Born in England but living now in Scotland, I.J. Parnham has written more than 30 Westerns for the Black Horse Western series and the Avalon western series. His next novel Beyond Redemption will be available in hardback in August and his earlier Dead by Sundown and The Gallows Gang are now available as ebooks. You can meet him at his blog the Culbin Trail.
So you’ve outlined the story you intend to write, or perhaps you’ve finished the first draft, depending on how you work. This is an ideal time to ask the fundamental question: are my scenes actually scenes? Of course my scenes are scenes you may say. They have action, scenery, chatter, apostrophes, purplish prose, action, witty asides, proof I’ve done my research, big words, an inflatable gopher, and yet more action.
But the thing is, stuff happening does not make a scene.
Consider the following scene:
Clint Callahan is riding across the wild frontier in search of the man who shot his pa. He rides into the lawless frontier town of Dead Dog looking to get a shot of rotgut and a mess of beans. Clint squeaks open the batwings in the Dog Pie Saloon. Dirty varmints loiter in every corner. The piano player stops playing. Cold eyes turn to him. They narrow. Fingers itch. Clint still orders a whiskey, in a dirty glass. Then disaster strikes. Rock Hardman takes exception to Clint.
“You’re a long-legged son of a dead man,” Rock says while smiling to avoid the obvious retort.
Clint sips his whiskey. “Is that how you greet strangers in Dead Dog?”
Rock sneers. “Only strangers I don’t know.”
Anyhow, after that authentic tough guy talk, a fight erupts. Chairs break. Tables tip over. The piano player’s head goes through the piano. An old-timer knocks back the unguarded drinks. Then Rock pulls a knife on Clint, but a saloon-girl knocks him out with a convenient bottle. Clint tips his hat to the saloon-girl and rides out of town to resume his search for the man who shot his pa.
Now, this scene may be ten pages long, contain evocative and realistic descriptions of a frontier town and frontier folk, and it’s all held together with some mighty fine western action, but it isn’t a scene. Before explaining why, consider some more scenes detailing Clint’s search for the man who shot his pa:
A big bear attacks Clint. Clint hides up a bigger tree.

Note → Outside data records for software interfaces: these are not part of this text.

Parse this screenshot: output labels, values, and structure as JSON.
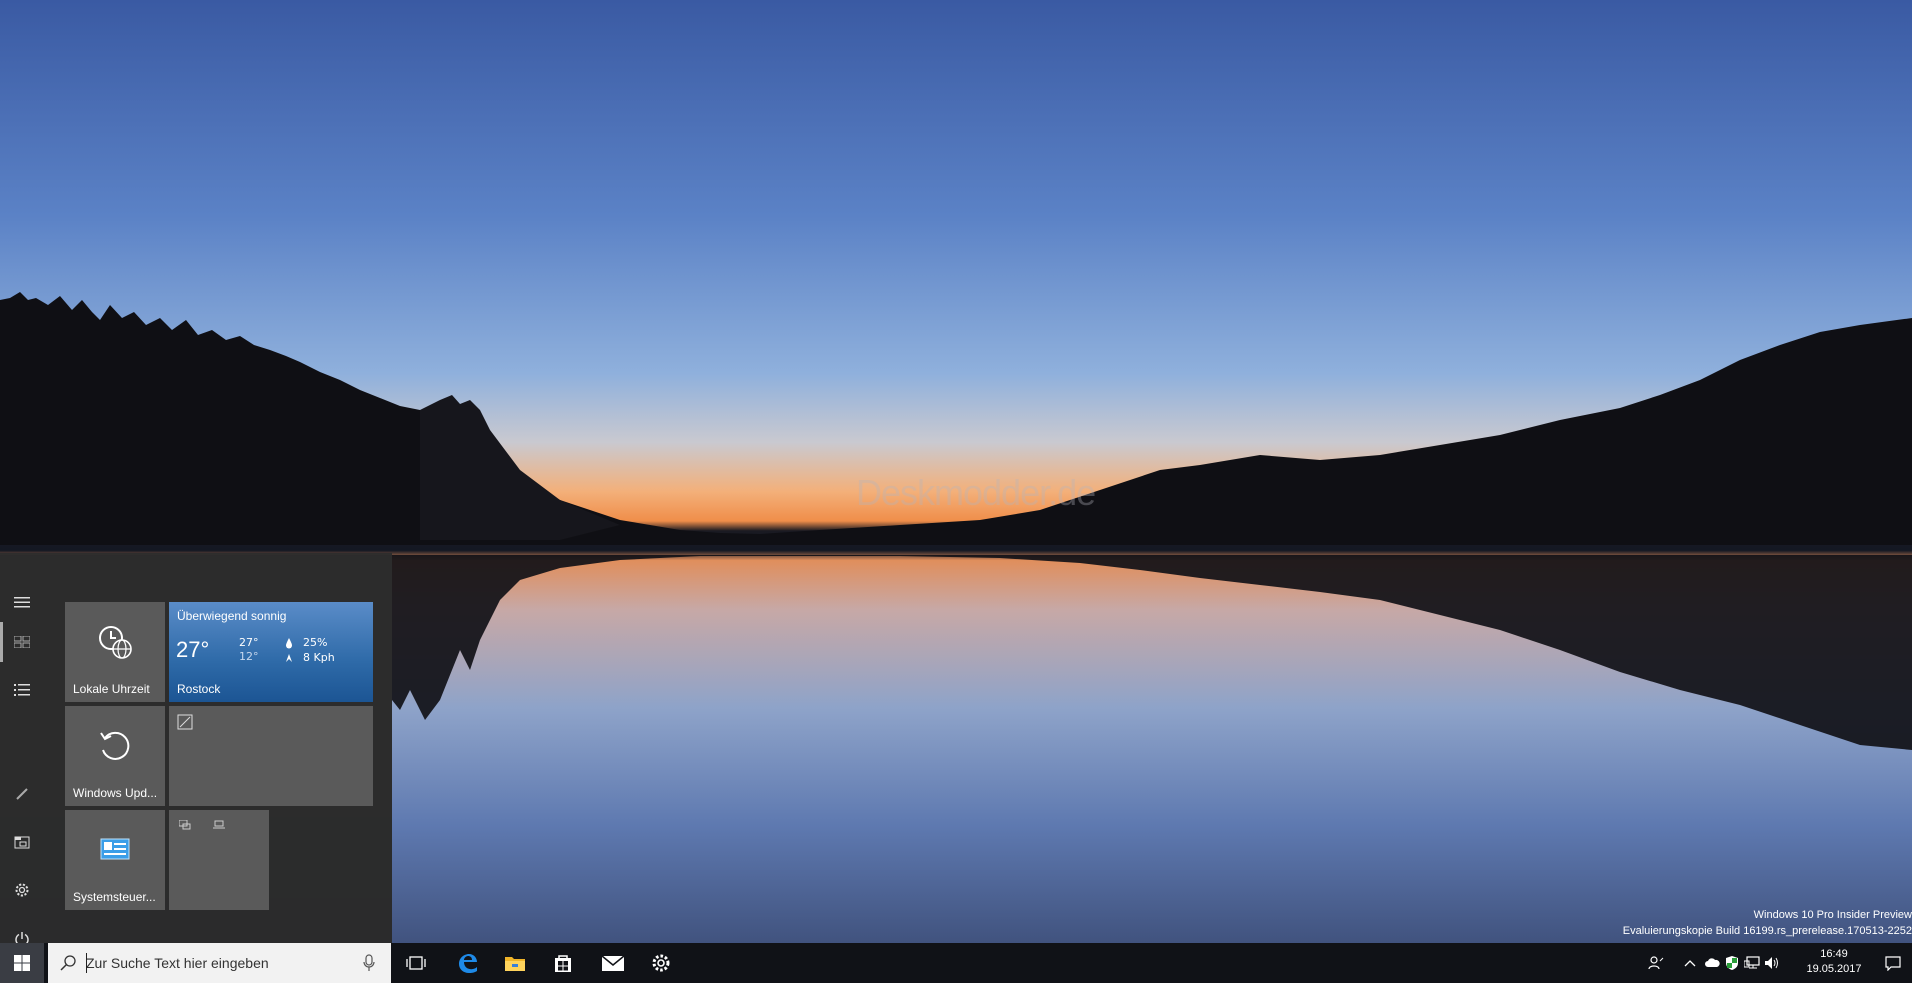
{
  "watermark": "Deskmodder.de",
  "start_menu": {
    "rail": [
      "hamburger-icon",
      "tiles-icon",
      "list-icon",
      "pen-icon",
      "explorer-icon",
      "gear-icon",
      "power-icon"
    ],
    "tiles": {
      "clock": {
        "label": "Lokale Uhrzeit"
      },
      "weather": {
        "condition": "Überwiegend sonnig",
        "temp": "27°",
        "hi": "27°",
        "lo": "12°",
        "rain": "25%",
        "wind": "8 Kph",
        "city": "Rostock"
      },
      "update": {
        "label": "Windows Upd..."
      },
      "control_panel": {
        "label": "Systemsteuer..."
      }
    }
  },
  "taskbar": {
    "search_placeholder": "Zur Suche Text hier eingeben",
    "pinned": [
      "task-view-icon",
      "edge-icon",
      "explorer-icon",
      "store-icon",
      "mail-icon",
      "settings-icon"
    ],
    "clock": {
      "time": "16:49",
      "date": "19.05.2017"
    }
  },
  "eval": {
    "line1": "Windows 10 Pro Insider Preview",
    "line2": "Evaluierungskopie Build 16199.rs_prerelease.170513-2252"
  },
  "colors": {
    "accent": "#2e6aa8",
    "taskbar": "#101217",
    "start_bg": "#2d2d2d"
  }
}
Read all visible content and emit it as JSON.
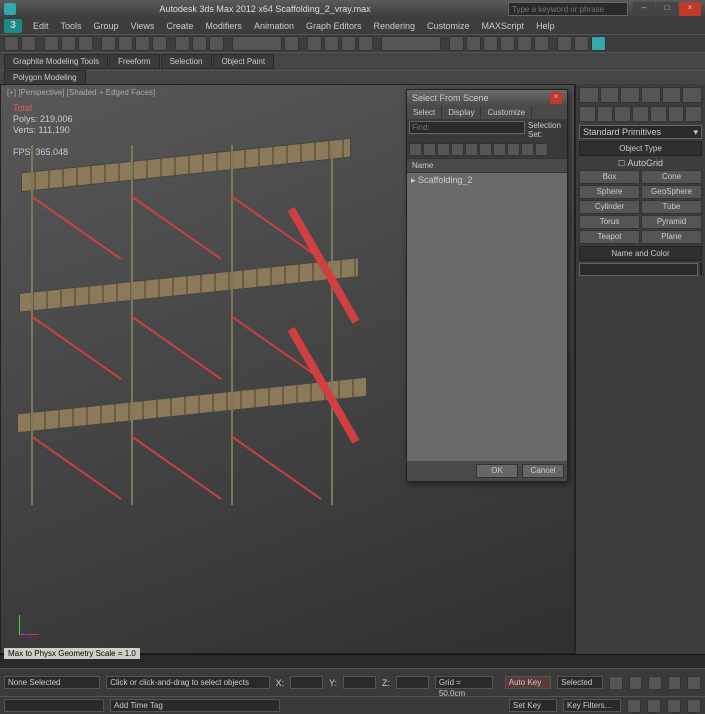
{
  "titlebar": {
    "title": "Autodesk 3ds Max 2012 x64   Scaffolding_2_vray.max",
    "search_placeholder": "Type a keyword or phrase"
  },
  "menu": [
    "Edit",
    "Tools",
    "Group",
    "Views",
    "Create",
    "Modifiers",
    "Animation",
    "Graph Editors",
    "Rendering",
    "Customize",
    "MAXScript",
    "Help"
  ],
  "logo": "3",
  "ribbon": [
    "Graphite Modeling Tools",
    "Freeform",
    "Selection",
    "Object Paint"
  ],
  "ribbon_sub": "Polygon Modeling",
  "viewport": {
    "label": "[+] [Perspective] [Shaded + Edged Faces]",
    "stats": {
      "l1": "Total",
      "polys": "Polys:   219,006",
      "verts": "Verts:   111,190",
      "fps": "FPS:   365.048"
    }
  },
  "dialog": {
    "title": "Select From Scene",
    "tabs": [
      "Select",
      "Display",
      "Customize"
    ],
    "find_placeholder": "Find:",
    "selset": "Selection Set:",
    "list_header": "Name",
    "items": [
      "Scaffolding_2"
    ],
    "ok": "OK",
    "cancel": "Cancel"
  },
  "cmdpanel": {
    "dropdown": "Standard Primitives",
    "rollout1": "Object Type",
    "autogrid": "AutoGrid",
    "prims": [
      "Box",
      "Cone",
      "Sphere",
      "GeoSphere",
      "Cylinder",
      "Tube",
      "Torus",
      "Pyramid",
      "Teapot",
      "Plane"
    ],
    "rollout2": "Name and Color"
  },
  "physcale": "Max to Physx Geometry Scale = 1.0",
  "status": {
    "none": "None Selected",
    "prompt": "Click or click-and-drag to select objects",
    "x": "X:",
    "y": "Y:",
    "z": "Z:",
    "grid": "Grid = 50.0cm",
    "addtag": "Add Time Tag",
    "autokey": "Auto Key",
    "setkey": "Set Key",
    "selected": "Selected",
    "keyfilters": "Key Filters..."
  }
}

Bandits attack Clint. Clint shoots them.
Clint falls in the creek and nearly drowns. Clint swims away…
Unfortunately, no matter how well-written and action-packed these scenes are, they aren’t scenes because to be a scene, something must not only happen, something must change.
So in the first scene, Clint rode into town looking for the man who shot his pa and at the end he rode out of town still looking for the man who shot his pa. Nothing changed and so you could delete the scene and the story would be the same, albeit shorter. The same is true of the other scenes involving bears, bandits, and creeks in which something happened, but nothing changed.
Faced with this story, the reader will notice the rhythm in which a problem arises and Clint solves it. Before long Clint will encounter another problem and the reader will skip the resolution to see what happens when he finds the man who shot his pa. This can be avoided not by deleting the scene and starting again, but by changing something.
So, with the saloon brawl, perhaps Clint rides into town not to search for whiskey and beans, but to search for someone who knows about the man who shot his pa. Rock takes exception to Clint because he asked the bartender a question and the scene closes with Rock following Clint. Now Clint hoped to get information, and he got some answers, but only at the cost of getting another bad guy on his tail, so his position has changed. Even better, it worsened.
You can make changes to the other scenes, too. Clint meets a bear and the bear chews his leg off. Bandits attack and he hops away while the bandits eat his horse. He falls in the creek and a fish eats his gun. So now he has no gun, no horse, a spare boot, Rock on his tail, and he still has to find the man who shot his pa… which is starting to sound like a better story than the first draft.
In a scene, something changes. When you want to rack up the tension, something worsens. When you want to give your hero a break, something improves. But you never limit yourself to, something happens.